Kenyon students, who are both organizing under unprecedented circumstances and breaking new ground by organizing their entire undergraduate workforce, have limited examples to point to as a model. Most student worker unions are concentrated among graduate students in public universities, though University of Massachusetts Amherst and Grinnell College, which managed to organize individual shops among undergraduate resident advisors and dining workers, has served as a source of inspiration for K‑SWOC organizers.
“I imagine that if we succeed, you’ll be seeing a lot more unions on college campuses,” says Napsha. “Partly because we are building off of the Grinnell model and we are building off of the UMass Amherst model.”
“In a larger sense,” Geesing says, “having a union at Kenyon could serve as a source of inspiration for student workers in others places in the country to say if they can do it, why can’t we.”
A major source of support has come from the maintenance workers on campus, a student-labor alliance that dates back to 2012 when the administration attempted to outsource maintenance jobs to Sodexo, a food and facilities management company with nearly half a million employees worldwide. “They’ve given us a kind of mentorship that’s really valuable,” says Dani Martinez, a senior majoring in English. “They definitely want the best for us because they have similar things that they have fought for in the past and can give us guidance on those things too.”
The maintenance workers, who are represented by UE Local 712, helped initiate a relationship between students on campus and UE, with whom they are now organizing with. The maintenance workers, Napsha says, have “been partners with us through this entire process. The reason why we have been so successful — getting close to 200 cards signed, having hundreds of people organized and having a 60 person strong organizing team is because of the strength of our relationship with UE.”
As of Labor Day, K‑SWOC has sent two requests for voluntary recognition of their union and the response from the administration has mostly been silence. Meanwhile, many students whose jobs cannot be performed remotely lack clarity around their employment status for this semester and next. Martinez believes that students who cannot work remotely should be transferred and trained in a different department with priority given to students with work-study, a federally-funded program that is supposed to guarantee campus employment as part of their financial aid package.
Martinez, who has worked in library and information services since she was a freshman, says her employment status is still up in the air. With Kenyon’s administration ultimately deciding on a system of teaching freshman and sophomores on campus and teaching juniors and seniors remotely, many in-person jobs will not be available this semester and union organizing continues to be almost entirely remote — a strategy Napsha and Geesing say may be playing in their favor especially with many students now stuck at home with limited in-person distractions.

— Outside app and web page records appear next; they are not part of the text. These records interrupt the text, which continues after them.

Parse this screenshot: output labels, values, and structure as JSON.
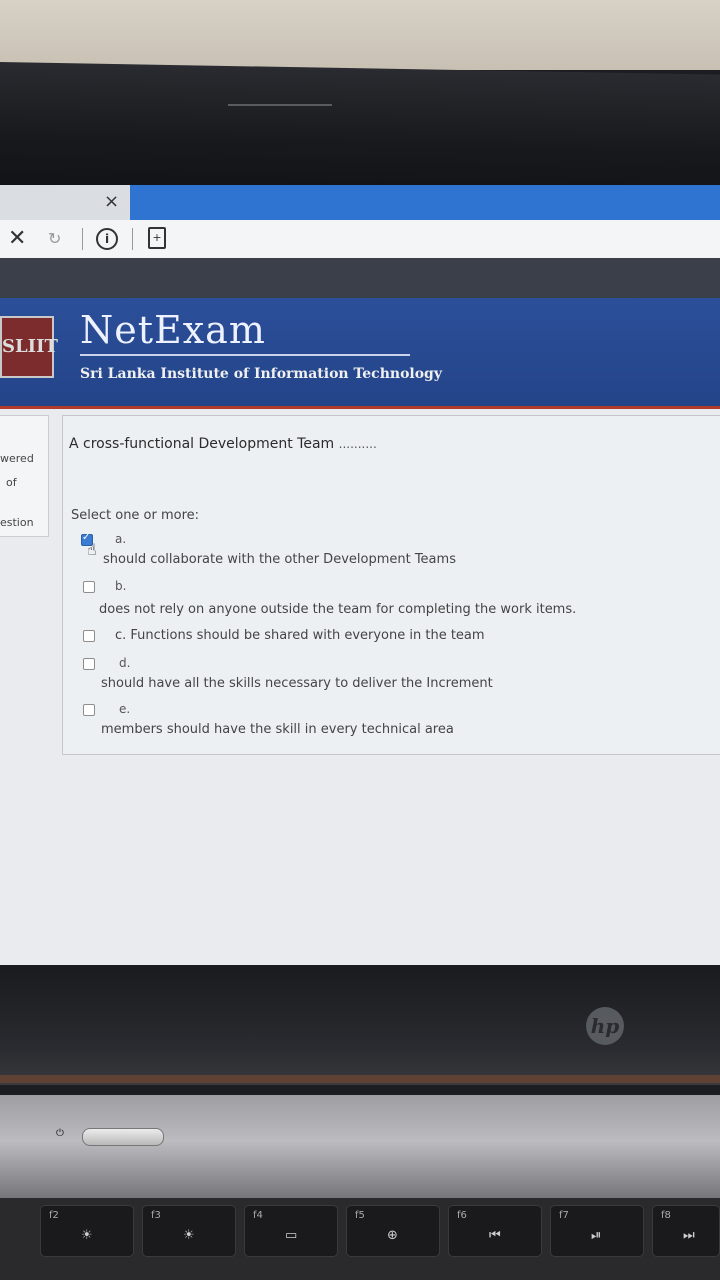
{
  "browser": {
    "tab_close": "×",
    "stop": "✕",
    "reload": "↻",
    "info": "i",
    "page": "+"
  },
  "header": {
    "logo": "SLIIT",
    "brand": "NetExam",
    "institute": "Sri Lanka Institute of Information Technology"
  },
  "sidebar": {
    "line1": "wered",
    "line2": "of",
    "line3": "estion"
  },
  "question": {
    "text": "A cross-functional Development Team",
    "dots": "..........",
    "prompt": "Select one or more:",
    "options": [
      {
        "letter": "a.",
        "text": "should collaborate with the other Development Teams",
        "checked": true
      },
      {
        "letter": "b.",
        "text": "does not rely on anyone outside the team for completing the work items.",
        "checked": false
      },
      {
        "letter": "c.",
        "text": "c. Functions should be shared with everyone in the team",
        "checked": false
      },
      {
        "letter": "d.",
        "text": "should have all the skills necessary to deliver the Increment",
        "checked": false
      },
      {
        "letter": "e.",
        "text": "members should have the skill in every technical area",
        "checked": false
      }
    ]
  },
  "laptop": {
    "brand": "hp",
    "keys": [
      {
        "fn": "f2",
        "glyph": "☀"
      },
      {
        "fn": "f3",
        "glyph": "☀"
      },
      {
        "fn": "f4",
        "glyph": "▭"
      },
      {
        "fn": "f5",
        "glyph": "⊕"
      },
      {
        "fn": "f6",
        "glyph": "⏮"
      },
      {
        "fn": "f7",
        "glyph": "⏯"
      },
      {
        "fn": "f8",
        "glyph": "⏭"
      }
    ]
  }
}
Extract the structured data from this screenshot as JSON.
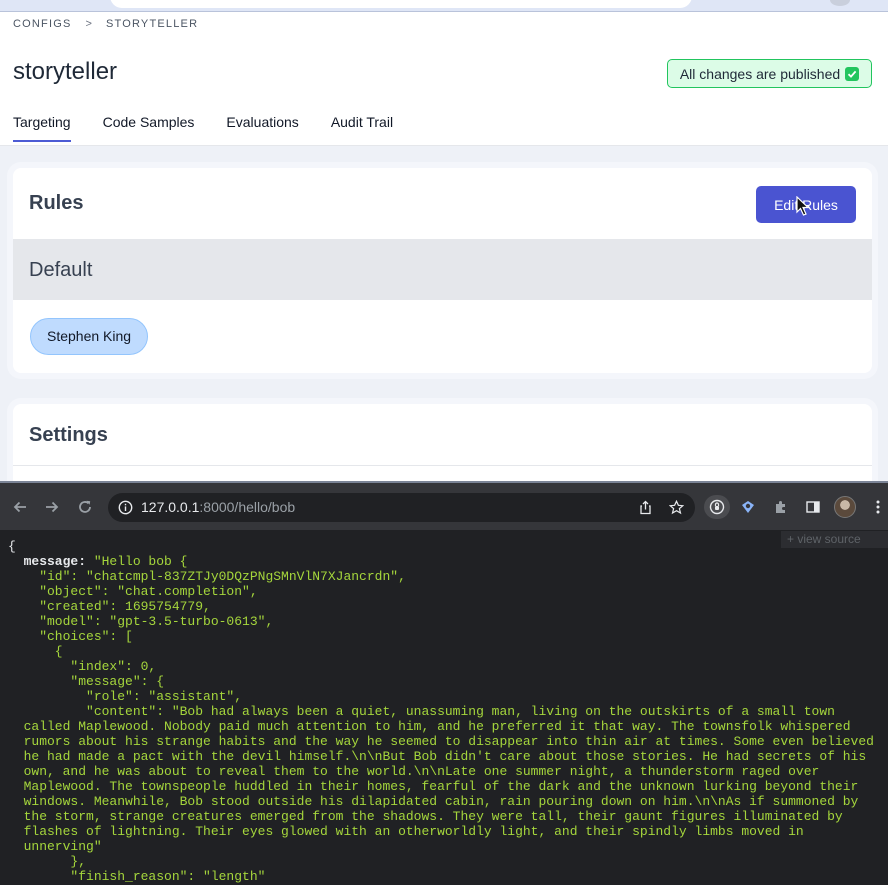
{
  "app": {
    "breadcrumb": [
      "CONFIGS",
      "STORYTELLER"
    ],
    "breadcrumb_separator": ">",
    "title": "storyteller",
    "publish_status": "All changes are published",
    "tabs": [
      {
        "label": "Targeting",
        "active": true
      },
      {
        "label": "Code Samples",
        "active": false
      },
      {
        "label": "Evaluations",
        "active": false
      },
      {
        "label": "Audit Trail",
        "active": false
      }
    ],
    "rules": {
      "title": "Rules",
      "edit_button": "Edit Rules",
      "default_label": "Default",
      "chip": "Stephen King"
    },
    "settings": {
      "title": "Settings"
    },
    "colors": {
      "accent": "#4a54d1",
      "success": "#22c55e",
      "chip_bg": "#bfdbfe"
    }
  },
  "browser": {
    "url_host": "127.0.0.1",
    "url_rest": ":8000/hello/bob",
    "view_source_label": "+ view source",
    "icons": [
      "back-icon",
      "forward-icon",
      "reload-icon",
      "info-icon",
      "share-icon",
      "bookmark-star-icon",
      "extension-icon",
      "puzzle-icon",
      "sidepanel-icon",
      "avatar",
      "kebab-menu-icon"
    ],
    "json_lines": [
      "{",
      "  message: \"Hello bob {",
      "    \"id\": \"chatcmpl-837ZTJy0DQzPNgSMnVlN7XJancrdn\",",
      "    \"object\": \"chat.completion\",",
      "    \"created\": 1695754779,",
      "    \"model\": \"gpt-3.5-turbo-0613\",",
      "    \"choices\": [",
      "      {",
      "        \"index\": 0,",
      "        \"message\": {",
      "          \"role\": \"assistant\",",
      "          \"content\": \"Bob had always been a quiet, unassuming man, living on the outskirts of a small town",
      "  called Maplewood. Nobody paid much attention to him, and he preferred it that way. The townsfolk whispered",
      "  rumors about his strange habits and the way he seemed to disappear into thin air at times. Some even believed",
      "  he had made a pact with the devil himself.\\n\\nBut Bob didn't care about those stories. He had secrets of his",
      "  own, and he was about to reveal them to the world.\\n\\nLate one summer night, a thunderstorm raged over",
      "  Maplewood. The townspeople huddled in their homes, fearful of the dark and the unknown lurking beyond their",
      "  windows. Meanwhile, Bob stood outside his dilapidated cabin, rain pouring down on him.\\n\\nAs if summoned by",
      "  the storm, strange creatures emerged from the shadows. They were tall, their gaunt figures illuminated by",
      "  flashes of lightning. Their eyes glowed with an otherworldly light, and their spindly limbs moved in",
      "  unnerving\"",
      "        },",
      "        \"finish_reason\": \"length\""
    ]
  }
}
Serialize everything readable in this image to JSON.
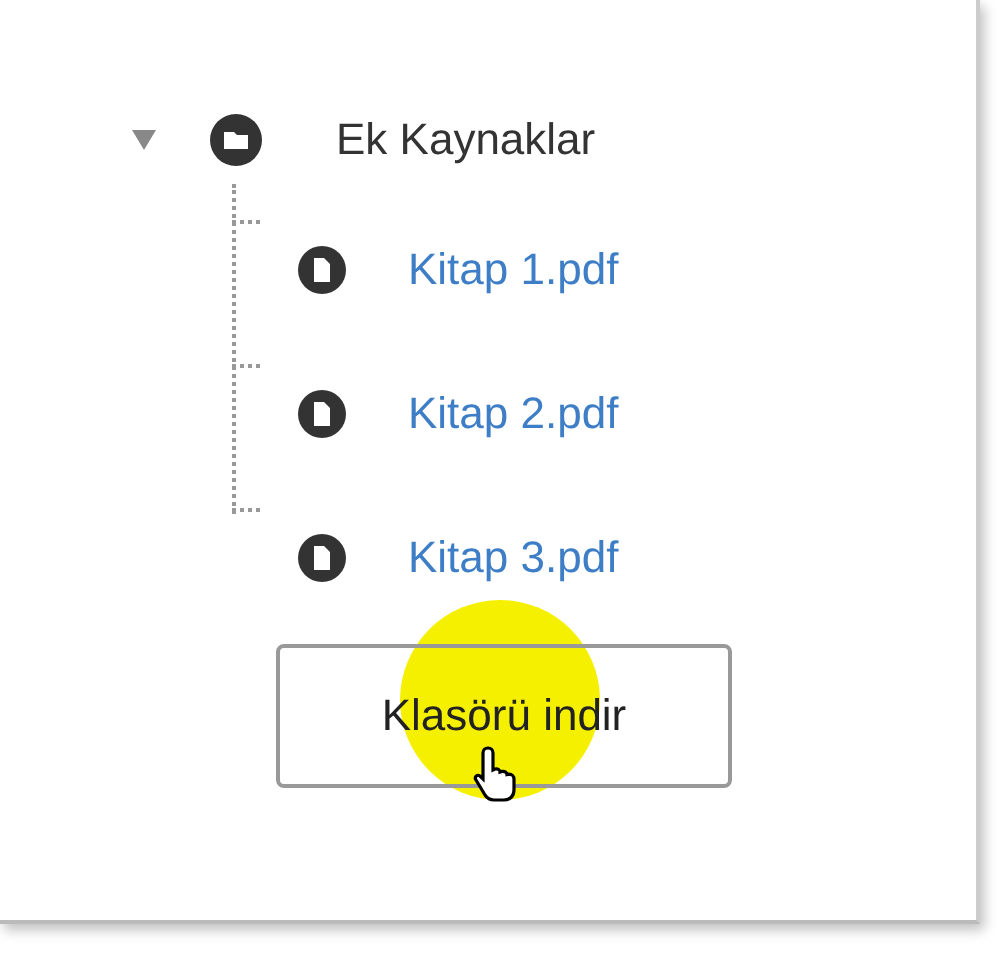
{
  "tree": {
    "label": "Ek Kaynaklar",
    "expanded": true,
    "children": [
      {
        "label": "Kitap 1.pdf"
      },
      {
        "label": "Kitap 2.pdf"
      },
      {
        "label": "Kitap 3.pdf"
      }
    ]
  },
  "button": {
    "label": "Klasörü indir"
  }
}
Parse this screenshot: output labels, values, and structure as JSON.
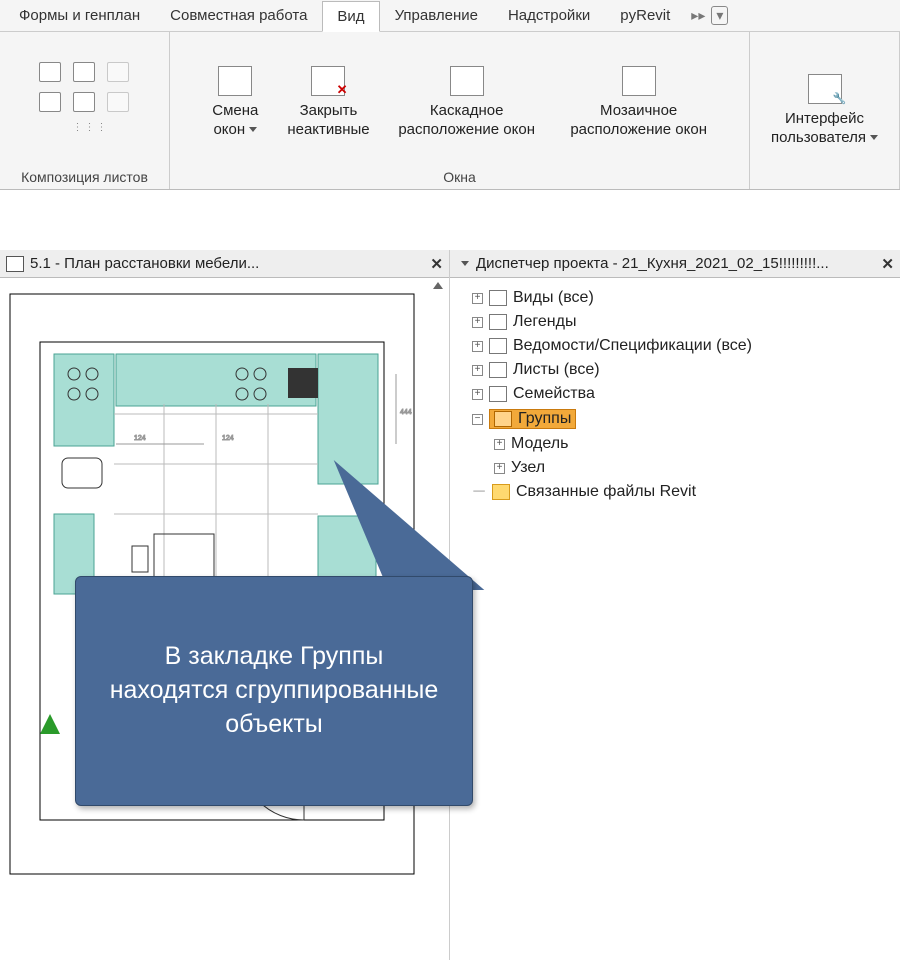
{
  "ribbon": {
    "tabs": [
      "Формы и генплан",
      "Совместная работа",
      "Вид",
      "Управление",
      "Надстройки",
      "pyRevit"
    ],
    "active_tab": "Вид",
    "group_composition": "Композиция листов",
    "group_windows": "Окна",
    "btn_switch": "Смена\nокон",
    "btn_close_inactive": "Закрыть\nнеактивные",
    "btn_cascade": "Каскадное\nрасположение окон",
    "btn_tile": "Мозаичное\nрасположение окон",
    "btn_ui": "Интерфейс\nпользователя"
  },
  "view_tab": {
    "title": "5.1 - План расстановки мебели..."
  },
  "browser": {
    "title": "Диспетчер проекта - 21_Кухня_2021_02_15!!!!!!!!!...",
    "items": {
      "views": "Виды (все)",
      "legends": "Легенды",
      "schedules": "Ведомости/Спецификации (все)",
      "sheets": "Листы (все)",
      "families": "Семейства",
      "groups": "Группы",
      "model": "Модель",
      "detail": "Узел",
      "links": "Связанные файлы Revit"
    }
  },
  "callout": {
    "text": "В закладке Группы находятся сгруппированные объекты"
  }
}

Those students who are working remotely and are living outside of Ohio are now being paid according to the state minimum wage where students are based if it exceeds Kenyon wages. Geesing, who is living in Maryland where the minimum wage is higher, says he got an email from the career development office over the summer informing him that he’d be paid a bonus to make up the wage difference. Geesing says it “just shows you how completely arbitrary the tiered system has been and how they could have paid us more the entire time.”